Also in an evaluation period over the coming weeks is righty Tom Koehler, whom they also want to see in a middle-inning relief role. He’s expected to shift into the bullpen Tuesday so the Blue Jays can take a look at Brett Anderson, who is likely to start in his place. The left-hander, recently signed to a minor-league deal, could perhaps be an option for next year, with the final weeks of the season serving as a trial run for both sides.
Most optimal, however, is if Biagini can stick, and club’s belief in him is why he accepted the trip to the minors in the first place.
“The fact that this organization feels that I am worth giving that opportunity to is not something that’s given to everybody,” he said. “This organization has been incredibly honest, treated me almost unfairly in a positive way ever since I’ve been here. I’ve had some struggles this year but they told me they see my potential. So they built up some goodwill equity with me (and) in turn my trust for them is there because they’ve kept their word and done everything for me. … I think this is the best way I can take advantage of that.”
Biagini is already a proven commodity as a solid leverage reliever, but his effectiveness last year made the possibility of him being stretched out a tantalizing one, especially since the Blue Jays were painfully thin behind their starting five in the rotation. That weakness was exposed when Sanchez and Happ hit the disabled list in April, and once the stopgap options proved faulty, Biagini was thrown into the rotation midstream and forced to build up on the fly.

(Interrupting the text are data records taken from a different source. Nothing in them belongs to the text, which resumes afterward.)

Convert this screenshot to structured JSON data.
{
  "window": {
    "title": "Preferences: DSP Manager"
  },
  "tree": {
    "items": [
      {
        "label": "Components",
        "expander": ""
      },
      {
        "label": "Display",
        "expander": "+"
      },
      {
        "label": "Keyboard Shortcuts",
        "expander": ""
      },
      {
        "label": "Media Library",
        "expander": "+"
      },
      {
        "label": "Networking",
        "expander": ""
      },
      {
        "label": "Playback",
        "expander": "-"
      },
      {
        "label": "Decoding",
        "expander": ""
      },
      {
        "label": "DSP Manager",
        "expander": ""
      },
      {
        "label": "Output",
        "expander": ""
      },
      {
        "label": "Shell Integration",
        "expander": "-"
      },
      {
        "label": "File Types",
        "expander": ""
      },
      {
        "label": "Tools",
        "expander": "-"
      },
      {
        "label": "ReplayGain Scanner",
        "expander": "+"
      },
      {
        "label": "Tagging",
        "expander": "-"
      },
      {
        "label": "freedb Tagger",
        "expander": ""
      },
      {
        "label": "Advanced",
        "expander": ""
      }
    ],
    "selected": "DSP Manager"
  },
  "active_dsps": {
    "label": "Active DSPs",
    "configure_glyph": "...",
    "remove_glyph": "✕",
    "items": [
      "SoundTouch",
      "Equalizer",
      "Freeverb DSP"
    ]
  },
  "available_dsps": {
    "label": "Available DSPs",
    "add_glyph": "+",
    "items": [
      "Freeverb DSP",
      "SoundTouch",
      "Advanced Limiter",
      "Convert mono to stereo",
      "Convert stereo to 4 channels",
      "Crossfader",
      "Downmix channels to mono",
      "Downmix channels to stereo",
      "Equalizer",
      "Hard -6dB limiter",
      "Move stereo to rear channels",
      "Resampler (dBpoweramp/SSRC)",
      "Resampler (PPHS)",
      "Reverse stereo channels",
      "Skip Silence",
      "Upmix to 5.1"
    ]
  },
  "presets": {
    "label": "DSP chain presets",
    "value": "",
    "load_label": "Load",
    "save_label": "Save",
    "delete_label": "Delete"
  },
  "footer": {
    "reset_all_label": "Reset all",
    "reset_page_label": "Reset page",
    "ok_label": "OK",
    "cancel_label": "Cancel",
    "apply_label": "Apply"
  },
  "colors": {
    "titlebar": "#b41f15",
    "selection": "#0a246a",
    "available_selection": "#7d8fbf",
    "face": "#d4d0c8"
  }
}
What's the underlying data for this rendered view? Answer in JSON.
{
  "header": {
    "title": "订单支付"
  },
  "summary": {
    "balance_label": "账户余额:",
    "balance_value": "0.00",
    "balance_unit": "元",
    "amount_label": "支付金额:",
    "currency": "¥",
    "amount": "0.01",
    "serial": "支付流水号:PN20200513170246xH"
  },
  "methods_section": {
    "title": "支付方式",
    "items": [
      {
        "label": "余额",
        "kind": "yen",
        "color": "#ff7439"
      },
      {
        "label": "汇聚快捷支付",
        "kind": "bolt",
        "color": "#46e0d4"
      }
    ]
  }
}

He went 2-7 with a 5.60 ERA over 11 starts, returning to the bullpen once everyone was healthy. But the trade of Francisco Liriano and Sanchez’s ongoing absence left more voids, and with the Blue Jays on the periphery of post-season contention, he was sent down to prepare properly this time.
“Baseball’s not always fair, life’s not always fair, we didn’t feel that was ideal but it was what we thought was best for the organization and the best for Joe at the time, given all the pieces of the equation,” general manager Ross Atkins said of Biagini’s first stint as a starter. “This time, we felt like we wanted to do a better job of controlling what’s best for Joe to give him the best chance to be a starter not only for this month and September, but for his career.”

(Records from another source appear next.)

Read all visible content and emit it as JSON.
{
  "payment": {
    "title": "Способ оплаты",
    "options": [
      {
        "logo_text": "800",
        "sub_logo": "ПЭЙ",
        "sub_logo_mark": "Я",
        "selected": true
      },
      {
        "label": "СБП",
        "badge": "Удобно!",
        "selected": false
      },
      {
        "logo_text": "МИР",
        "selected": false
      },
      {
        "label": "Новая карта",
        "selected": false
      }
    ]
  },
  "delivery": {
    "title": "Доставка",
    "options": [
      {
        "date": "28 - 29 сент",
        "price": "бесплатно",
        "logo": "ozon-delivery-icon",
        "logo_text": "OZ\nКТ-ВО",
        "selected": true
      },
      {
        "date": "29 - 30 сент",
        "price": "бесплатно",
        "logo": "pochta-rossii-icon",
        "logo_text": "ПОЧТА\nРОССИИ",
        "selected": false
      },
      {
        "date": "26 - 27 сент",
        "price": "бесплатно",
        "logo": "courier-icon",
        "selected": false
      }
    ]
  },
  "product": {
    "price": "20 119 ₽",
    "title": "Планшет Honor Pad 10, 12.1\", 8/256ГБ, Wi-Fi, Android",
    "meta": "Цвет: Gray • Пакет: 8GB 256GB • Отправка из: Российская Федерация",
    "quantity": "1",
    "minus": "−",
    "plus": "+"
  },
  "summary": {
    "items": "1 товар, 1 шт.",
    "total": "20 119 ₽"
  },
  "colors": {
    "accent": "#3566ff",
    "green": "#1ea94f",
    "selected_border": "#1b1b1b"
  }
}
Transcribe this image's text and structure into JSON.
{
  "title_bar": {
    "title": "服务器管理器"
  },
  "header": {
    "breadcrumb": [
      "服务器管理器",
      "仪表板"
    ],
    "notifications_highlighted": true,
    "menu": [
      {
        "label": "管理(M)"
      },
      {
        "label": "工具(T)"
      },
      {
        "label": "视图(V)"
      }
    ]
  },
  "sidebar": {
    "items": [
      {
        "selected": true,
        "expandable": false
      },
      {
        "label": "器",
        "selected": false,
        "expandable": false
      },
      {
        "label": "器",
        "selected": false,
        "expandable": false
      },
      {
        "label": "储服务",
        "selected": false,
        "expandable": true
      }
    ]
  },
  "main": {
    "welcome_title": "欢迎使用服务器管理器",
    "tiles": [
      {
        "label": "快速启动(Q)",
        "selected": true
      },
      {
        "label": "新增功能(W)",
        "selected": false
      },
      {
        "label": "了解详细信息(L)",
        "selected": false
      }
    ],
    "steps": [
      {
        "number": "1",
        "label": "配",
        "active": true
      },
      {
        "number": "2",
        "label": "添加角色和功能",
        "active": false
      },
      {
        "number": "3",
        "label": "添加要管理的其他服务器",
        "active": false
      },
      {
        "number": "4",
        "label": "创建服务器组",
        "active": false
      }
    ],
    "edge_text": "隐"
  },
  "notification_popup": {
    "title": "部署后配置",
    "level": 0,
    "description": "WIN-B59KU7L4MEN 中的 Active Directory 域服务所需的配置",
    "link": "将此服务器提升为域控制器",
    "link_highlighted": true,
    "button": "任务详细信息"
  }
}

Biagini pitched out of the stretch during his last stint as a starter and Atkins’ belief was that using the full windup, in concert with an improved routine between starts, would help with his command and aggressiveness.
Both came and went against the Twins, who pecked at him for nine hits and three walks. Of his 85 pitches, only 39 were fastballs, and they were often left middle-up.

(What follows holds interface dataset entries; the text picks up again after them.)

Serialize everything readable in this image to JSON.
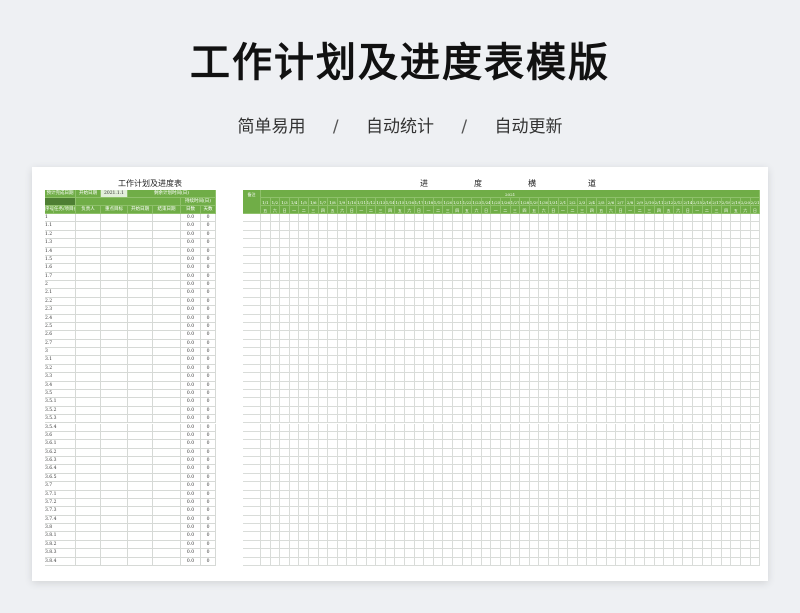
{
  "hero": {
    "title": "工作计划及进度表模版",
    "features": [
      "简单易用",
      "自动统计",
      "自动更新"
    ],
    "separator": "/"
  },
  "sheet": {
    "title": "工作计划及进度表",
    "gantt_title_chars": [
      "进",
      "度",
      "横",
      "道"
    ],
    "header_row1": {
      "plan_date_label": "预计完成日期",
      "start_date_label": "开始日期",
      "start_date_value": "2021.1.1",
      "remaining_label": "剩余计划时间(日)"
    },
    "header_row2_sub": "持续时间(日)",
    "columns": [
      "序号",
      "任务/项目名称",
      "负责人",
      "重点目标",
      "开始日期",
      "结束日期",
      "日数",
      "天数"
    ],
    "year_label": "2021",
    "status_label": "备注",
    "day_labels": [
      "1/1",
      "1/2",
      "1/3",
      "1/4",
      "1/5",
      "1/6",
      "1/7",
      "1/8",
      "1/9",
      "1/10",
      "1/11",
      "1/12",
      "1/13",
      "1/14",
      "1/15",
      "1/16",
      "1/17",
      "1/18",
      "1/19",
      "1/20",
      "1/21",
      "1/22",
      "1/23",
      "1/24",
      "1/25",
      "1/26",
      "1/27",
      "1/28",
      "1/29",
      "1/30",
      "1/31",
      "2/1",
      "2/2",
      "2/3",
      "2/4",
      "2/5",
      "2/6",
      "2/7",
      "2/8",
      "2/9",
      "2/10",
      "2/11",
      "2/12",
      "2/13",
      "2/14",
      "2/15",
      "2/16",
      "2/17",
      "2/18",
      "2/19",
      "2/20",
      "2/21"
    ],
    "weekday_labels": [
      "五",
      "六",
      "日",
      "一",
      "二",
      "三",
      "四",
      "五",
      "六",
      "日",
      "一",
      "二",
      "三",
      "四",
      "五",
      "六",
      "日",
      "一",
      "二",
      "三",
      "四",
      "五",
      "六",
      "日",
      "一",
      "二",
      "三",
      "四",
      "五",
      "六",
      "日",
      "一",
      "二",
      "三",
      "四",
      "五",
      "六",
      "日",
      "一",
      "二",
      "三",
      "四",
      "五",
      "六",
      "日",
      "一",
      "二",
      "三",
      "四",
      "五",
      "六",
      "日"
    ],
    "rows": [
      "1",
      "1.1",
      "1.2",
      "1.3",
      "1.4",
      "1.5",
      "1.6",
      "1.7",
      "2",
      "2.1",
      "2.2",
      "2.3",
      "2.4",
      "2.5",
      "2.6",
      "2.7",
      "3",
      "3.1",
      "3.2",
      "3.3",
      "3.4",
      "3.5",
      "3.5.1",
      "3.5.2",
      "3.5.3",
      "3.5.4",
      "3.6",
      "3.6.1",
      "3.6.2",
      "3.6.3",
      "3.6.4",
      "3.6.5",
      "3.7",
      "3.7.1",
      "3.7.2",
      "3.7.3",
      "3.7.4",
      "3.8",
      "3.8.1",
      "3.8.2",
      "3.8.3",
      "3.8.4"
    ],
    "row_days": "0.0",
    "row_count": "0"
  }
}
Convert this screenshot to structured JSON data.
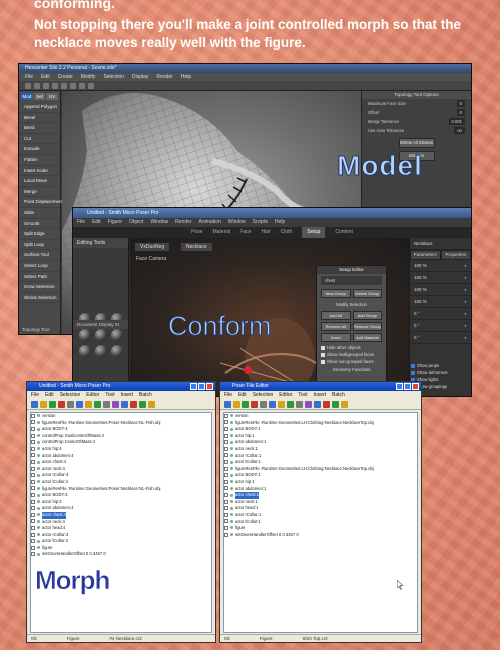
{
  "intro": {
    "line1": "conforming.",
    "line2": "Not stopping there you'll make a joint controlled morph so that the necklace moves really well with the figure."
  },
  "hexagon": {
    "title": "Hexcenter Silo 2.2 Personal - Scene.silo*",
    "menu": [
      "File",
      "Edit",
      "Create",
      "Modify",
      "Selection",
      "Display",
      "Render",
      "Help"
    ],
    "side_tabs": [
      "Mod",
      "Sel",
      "UV"
    ],
    "side_items": [
      "Append Polygon",
      "Bevel",
      "Bend",
      "Cut",
      "Extrude",
      "Flatten",
      "Insert Scale",
      "Local Move",
      "Merge",
      "Point Displacement",
      "Slide",
      "Smooth",
      "Split Edge",
      "Split Loop",
      "Surface Tool",
      "Select Loop",
      "Select Path",
      "Grow Selection",
      "Shrink Selection"
    ],
    "side_footer": "Topology Tool",
    "panel_title": "Topology Tool Options",
    "panel_rows": [
      {
        "label": "Maximum Face Size",
        "value": "0"
      },
      {
        "label": "Offset",
        "value": "0"
      },
      {
        "label": "Merge Tolerance",
        "value": "0.001"
      },
      {
        "label": "Use Auto Tolerance",
        "value": "on"
      }
    ],
    "panel_buttons": [
      "Delete All Strokes",
      "Initialize"
    ],
    "label": "Model",
    "accent": "#b8d2f5"
  },
  "poser": {
    "title": "Untitled - Smith Micro Poser Pro",
    "menu": [
      "File",
      "Edit",
      "Figure",
      "Object",
      "Window",
      "Render",
      "Animation",
      "Window",
      "Scripts",
      "Help"
    ],
    "tabs": [
      "Pose",
      "Material",
      "Face",
      "Hair",
      "Cloth",
      "Setup",
      "Content"
    ],
    "active_tab": "Setup",
    "left_header": "Editing Tools",
    "figure_dropdown": "VxDuoNeg",
    "prop_dropdown": "Necklace",
    "camera_label": "Face Camera",
    "display_header": "Document Display St",
    "right_tabs": [
      "Parameters",
      "Properties"
    ],
    "right_title": "Necklace",
    "sliders": [
      "100 %",
      "100 %",
      "100 %",
      "100 %",
      "0 °",
      "0 °",
      "0 °"
    ],
    "dialog": {
      "title": "Setup Editor",
      "dropdown": "chest",
      "buttons": [
        "New Group",
        "Delete Group"
      ],
      "section": "Modify Selection",
      "mod_buttons": [
        "Add All",
        "Add Group",
        "Remove All",
        "Remove Group",
        "Invert",
        "Add Material"
      ],
      "checks": [
        "Hide other objects",
        "Show multigrouped faces",
        "Show non-grouped faces"
      ],
      "footer": "Geometry Functions"
    },
    "show_checks": [
      "Show props",
      "Show deformers",
      "Show lights",
      "Show groupings"
    ],
    "label": "Conform"
  },
  "file_editor_left": {
    "title": "Untitled - Smith Micro Poser Pro",
    "menu": [
      "File",
      "Edit",
      "Selection",
      "Editor",
      "Tool",
      "Insert",
      "Batch"
    ],
    "tree": [
      "version",
      "figureResFile :Runtime:Geometries:Poser:Necklace:NL-Fish.obj",
      "actor BODY:4",
      "controlProp GoalCenterOfMass:4",
      "controlProp CenterOfMass:4",
      "actor hip:4",
      "actor abdomen:4",
      "actor chest:4",
      "actor neck:4",
      "actor rCollar:4",
      "actor lCollar:4",
      "figureResFile :Runtime:Geometries:Poser:Necklace:NL-Fish.obj",
      "actor BODY:4",
      "actor hip:4",
      "actor abdomen:4",
      "actor chest:4",
      "actor neck:4",
      "actor head:4",
      "actor rCollar:4",
      "actor lCollar:4",
      "figure",
      "setGeomHandlerOffset 0 0.3457 0"
    ],
    "selected_index": 15,
    "status": [
      "Ok",
      "Figure",
      "#4 Necklace.cr2"
    ],
    "label": "Morph"
  },
  "file_editor_right": {
    "title": "Poser File Editor",
    "menu": [
      "File",
      "Edit",
      "Selection",
      "Editor",
      "Tool",
      "Insert",
      "Batch"
    ],
    "tree": [
      "version",
      "figureResFile :Runtime:Geometries:LH:Clothing:Necklace:NecklaceTop.obj",
      "actor BODY:1",
      "actor hip:1",
      "actor abdomen:1",
      "actor neck:1",
      "actor rCollar:1",
      "actor lCollar:1",
      "figureResFile :Runtime:Geometries:LH:Clothing:Necklace:NecklaceTop.obj",
      "actor BODY:1",
      "actor hip:1",
      "actor abdomen:1",
      "actor chest:1",
      "actor neck:1",
      "actor head:1",
      "actor rCollar:1",
      "actor lCollar:1",
      "figure",
      "setGeomHandlerOffset 0 0.3457 0"
    ],
    "selected_index": 12,
    "status": [
      "Ok",
      "Figure",
      "Shirt Top.cr2"
    ]
  }
}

He threw 29 curveballs – one of them his last pitch of the day that turned into the first of Byron Buxton’s three homers – and 17 change-ups. He got two swinging strikes on each of his curve and change, versus three on his heater, the pitch most pivotal for him.
“It still comes back to him establishing that fastball, pitching down in the zone, being able to incorporate his secondary stuff and not become too much of a finesse pitcher,” said pitching coach Pete Walker. “He was so successful out of the bullpen with that mindset of being aggressive, coming at guys, really establishing that fastball and pounding it. We still want him to pitch that way as a starter.”
The Blue Jays also want to give him more time to become used to being a starter, particularly on the mound where he sometimes looks to tinker perhaps more than necessary.
“It’s still something we’ve got to continue to work on. He certainly is meticulous and can overthink, it’s a good and bad trait to have,” said Walker. “Sometimes it can work for you because you’re willing to make some adjustments and do some things, but other times it can clutter your mind. For him, it’s keeping things simple, try not to overthink and overanalyze and really just use his pitches to the best of his ability.”
Biagini has five more starts this year to keep doing that, with plenty riding on the results both for himself and the Blue Jays.